For this one, I have even used firm tofu and raw almonds, and it's still good. Additionally, I prefer the "original" or plain soymilk, so I use that and add a sweetener like Splenda or sugar-free vanilla syrup. If you're trying to get healthy, you can add protein powder or a little wheat germ for an extra boost.

Blend away and be blessed!

Thursday, July 14, 2011

Summer Jamming

During the last week in June, the cherry farms closest to Los Angeles, up in Leona Valley, sent notices that the fruit was ready to harvest and it would probably be the last week to pick-your-own. I had gone last year with friends and had learned how to make jam for the first time. I was determined to make even more this year for holiday gifts. Oh, how I love to think about Christmas in July!

Because I work from home and can flex my hours, I went on a Tuesday morning...all by myself. I think I looked a little funny going cherry-picking alone. Most people bring kids or parents or someone with them as a fun outing. I, however, was there on a mission.

An hour and fifteen pounds of cherries later, my mission was half accomplished. I drove home (1.5 hrs), gathered up jars and pectin during the week, and anticipated the arrival of my helper - my mother-in-law!

Mom arrived on Friday night and we spent all of Saturday morning de-stemming, pitting, and chopping cherries.

 It's the pits! And the cherry-pitter on the left.

We kept about 10 lbs for jam and it yielded 22-8oz jars. 18 were made with regular sugar, 4 were made with Splenda sugar blend. The Splenda jam set really well compared to the sugar-filled jam, but it all still tasted good.

Lemon zest and juice to add to the cherries, sugar and pectin.
Two batches: one with sugar, the other with Splenda Sugar Blend
Boiling the filled jars to seal the lids.
Keeping the lids and seals in hot water.
Waiting for the jars to cool and seal.
Mission accomplished! Rhett approves. :o)
Canning is such a simple, fun way to make seasonal fruits and veggies last all year. And, they make excellent homemade gifts. And,'s a great activity to enjoy with friends, kids, or mothers-in law! Thanks, Mom!

Wednesday, July 13, 2011

Creamy Balsamic Dressing

We're back from another vacation and it's time to shed some "Hey, I'm on vacation" pounds. On Monday, my hubby and I typed up a meal plan for the next week so that we stick to the diet. This means that I'll be cooking more and I'm happy about that. I'm so glad I'll be home for the next 6 weeks with no travel.

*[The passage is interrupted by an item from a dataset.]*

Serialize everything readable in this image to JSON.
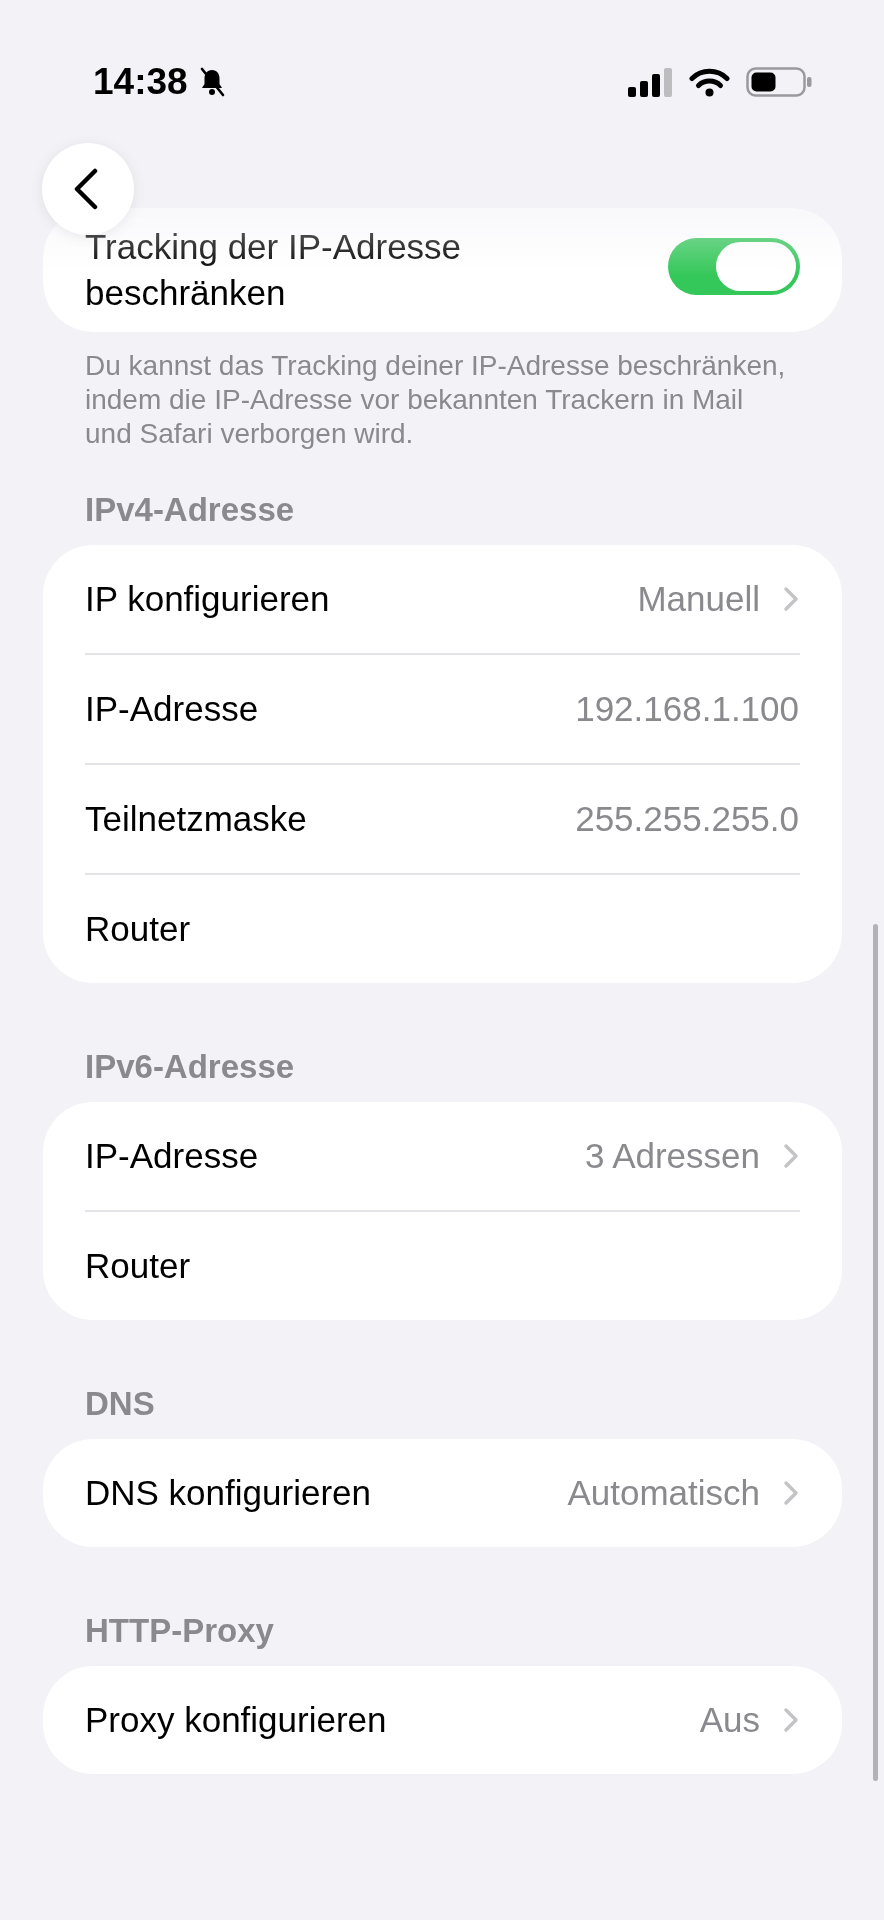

Today I woke up a little early and started putting together a salad for our lunches. I'd been thinking about it since yesterday when I went on a Costco run and also received my CSA farm food. Romaine lettuce, (leftover) asparagus, cucumbers, feta cheese, rotisserie chicken, and garbanzo beans (I splurged and bought a Costco case of garbanzo beans!). All I needed to do was wash, rinse, and chop. And make a salad dressing.

Salad dressing is something that I rarely buy in a bottle. Growing up, my mom would always make her own vinaigrette from scratch (and still does!). I also learned how to make simple ones while I lived in Paris from 2003-2005. Since I learned how easy and delicious it was, I've never gone back to the bottle - except for ranch.

Recently, my husband asked if I could get a little more creative with my dressings. I didn't blame him. My standard is vinegar or lemon juice, Dijon mustard, extra virgin olive oil, salt, pepper, and a little honey. Sometimes I feel wild and will throw in some Herbes de Provence. Today, I decided I'd experiment a little further with something creamy.

 The ingredient list. Notice the jar of mustard is empty. I used it because it only had a little left.
 Remember to use what you've got!

I looked in my fridge and found sour cream and milk. I checked out my cupboards and saw balsamic vinegar. Hmm. Why not? I mixed them. Here's the recipe:

Creamy (Light*) Balsamic Dressing (makes about 1 cup)
1/4 c. (light) mayonnaise
3 Tbsp (light) sour cream
1/4 c. milk
3 Tbsp balsamic vinegar
1 Tbsp vegetable oil
1 Tbsp whole grain mustard (you could use dijon also, there would just be less texture)
1 tsp Herbes de Provence
salt & pepper to taste
*because we're trying to lose weight

Mix all the ingredients together. Top your favorite green salad. Enjoy!